It’s important to note that recipients of RSAs have a lot of direction and control over the company's approach early in its growth. This includes the period before the company goes public. RSUs will not become available for sale until the company goes public.

Difference #4: Taxation


  • We discussed how the grant date and vest date are the same for ownership purposes with RSAs. After the restrictions associated with the RSAs are met (i.e., length of employment), the shares will vest for tax purposes. Let’s revisit our example.
    • After purchasing 100 shares of your company via an RSA for $5/share, the company value increases to $20/share. At this point, you have satisfied any restrictions, and your shares are fully vested (for ownership AND tax purposes). On the vesting date, you will owe ordinary income taxes on the $15 gain ($15 x 100 = $1,500 of ordinary income).
    • 3 years later, you sell the stock for $30/share. The company share value has increased from $20 to $30 since your vest date. The $10 gain will be taxed at capital gains rates ($10 x 100 = $1,000 of capital gains).

  • The Exception: 83b election
    • A strategic way to reduce the amount you pay in ordinary income taxes is to utilize the 83b election. For RSAs, you can elect to pay taxes on the grant date. In our example, this was when the stock was valued at $5/share. Because you purchased the stock with your own funds (you were not granted any sort of unearned value), you don’t owe any ordinary income taxes at all! Instead, you will pay capital gains taxes on the entire gain from $5/share to $30/share when you sold the shares ($25 x 100 = $2,500 of capital gains).


  • RSUs don’t have quite the same flexibility from a tax standpoint that RSAs do.
    • On the grant date, nothing happens from a tax standpoint. The conditions of the RSUs are laid out (i.e., number of shares, vesting schedule, etc.).
    • On the vesting date, the entire amount is taxed at ordinary income rates. If you receive 25 shares at $20/share, you owe taxes on $500.
    • From there, let's assume you hold the shares for 3 years following the vesting date, and the stock increases to $30/share. When you sell, you will owe capital gains tax on the gain from $20 to $30.

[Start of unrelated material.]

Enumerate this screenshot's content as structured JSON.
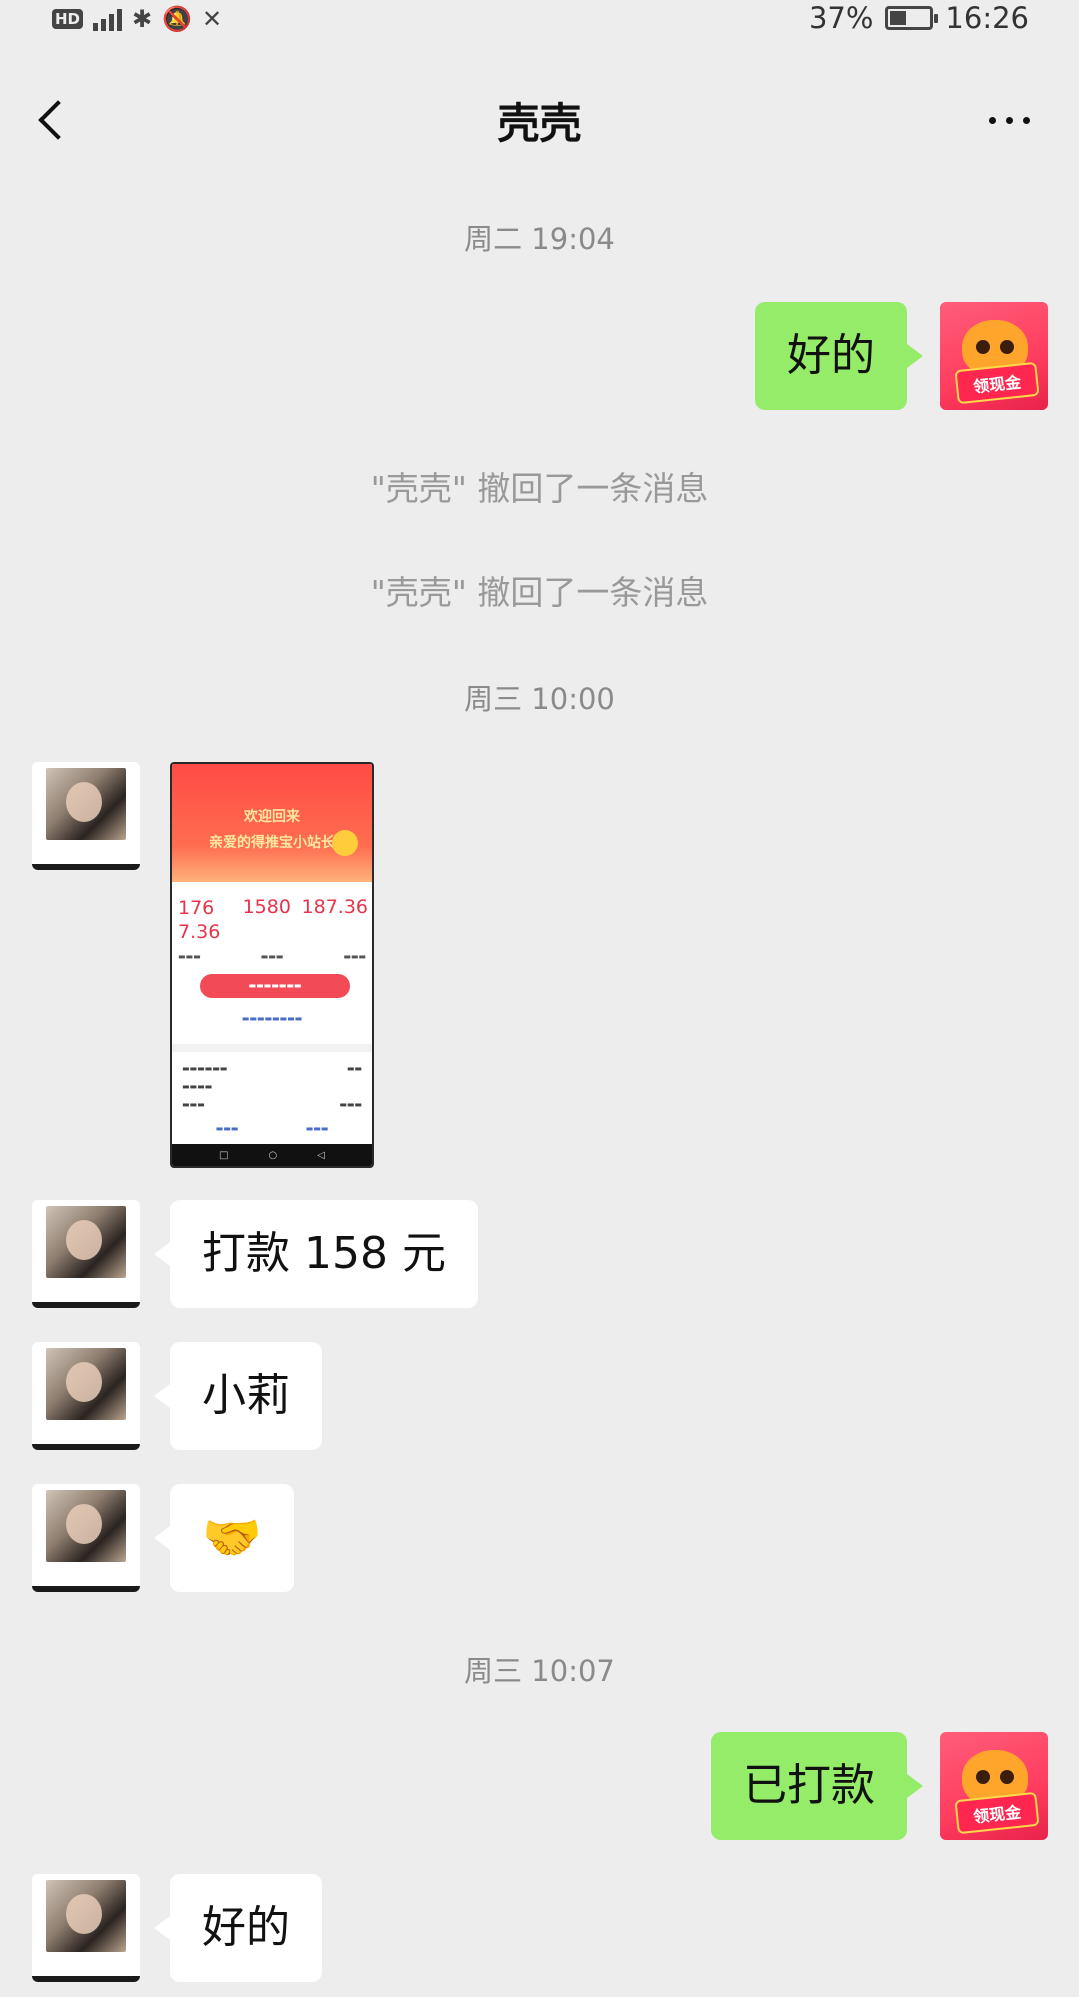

  • The Exception: 83b election
    • For pre-IPO companies, there is often an opportunity to utilize an 83b election for RSUs to pay taxes when shares are granted instead of when they vest (hopefully at a price much lower than the future value when the company goes public). The risk with this strategy is that you are paying a lot of taxes upfront, hoping that the company will perform well in the years to come. The decision to use an 83b election for RSUs is circumstantial and should be evaluated on a case-by-case basis.

 There are some highly detailed nuances regarding the taxation of RSAs and RSUs that are far too in-depth for this post. With that said, the above illustrations paint a pretty accurate picture of what you can expect.

Take Control Of Your Equity 

At Rivermark Wealth Management, we specialize in helping clients with complex compensation in the form of equity—or what the finance world calls equity compensation. 

If you have questions on your equity profile or how to best leverage this important asset to achieve better life outcomes, contact us for a complimentary consultation.